A chemistry experiment gone wrong injured three Lincoln High School students Friday morning.
Leon County Emergency Medical Services responded to the call, along with the Tallahassee Fire Department and the Sheriff's Office. Two students were admitted to Tallahassee Memorial Hospital with burns suffered during the incident, and another student was released to parental care. Both hospitalized students are in stable condition, confirmed Chris Petley, spokesman for Leon County Schools.
A flame test being demonstrated by an experienced teacher during an AP chemistry class resulted in the accident.
"The teacher is devastated," Principal Allen Burch said. "But she handled everything correctly."
Burch said that students were wearing protective gear and that the teacher had successfully carried out flame tests in the past. His first concern is the students' recovery.
"As far as next steps – we'll sit down and look at how the flame test was conducted," he added. "We'll see how or if we missed anything."
A flame test is designed to analyze mineral salts. Flames produced from burning a substance in question emit certain colors, allowing observers to determine the presence of specific elements. Several elements in a type of a common flame test called the rainbow experiment release vivid colors and can be fascinating to watch, especially for students.

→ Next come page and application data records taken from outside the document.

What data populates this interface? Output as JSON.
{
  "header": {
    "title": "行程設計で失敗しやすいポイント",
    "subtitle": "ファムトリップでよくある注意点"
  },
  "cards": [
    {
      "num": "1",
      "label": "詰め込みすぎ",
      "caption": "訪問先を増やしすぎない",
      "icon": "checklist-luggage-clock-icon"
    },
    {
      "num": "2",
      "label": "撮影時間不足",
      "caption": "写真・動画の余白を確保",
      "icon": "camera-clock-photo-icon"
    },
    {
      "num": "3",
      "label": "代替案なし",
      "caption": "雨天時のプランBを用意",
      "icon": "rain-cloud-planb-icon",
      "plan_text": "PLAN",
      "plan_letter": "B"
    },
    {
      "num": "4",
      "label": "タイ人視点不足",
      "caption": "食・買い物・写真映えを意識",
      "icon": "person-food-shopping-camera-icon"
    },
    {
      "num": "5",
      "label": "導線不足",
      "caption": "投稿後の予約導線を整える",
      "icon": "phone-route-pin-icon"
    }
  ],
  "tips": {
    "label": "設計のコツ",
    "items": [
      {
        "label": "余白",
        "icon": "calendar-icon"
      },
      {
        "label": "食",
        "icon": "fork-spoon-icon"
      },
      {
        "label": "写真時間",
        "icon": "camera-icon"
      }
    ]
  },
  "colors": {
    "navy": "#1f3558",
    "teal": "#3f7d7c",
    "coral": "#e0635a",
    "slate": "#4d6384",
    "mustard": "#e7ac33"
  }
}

However, a string of disastrous accidents in high school chemistry labs in the U.S. indicates that the experiment – despite education or entertainment value – may not be worth conducting at all, according to national media reports....Just a little reminder that the American Chemical Society's Committee on Chemical Safety specifically asks teachers to "Stop Using the Rainbow Demonstration."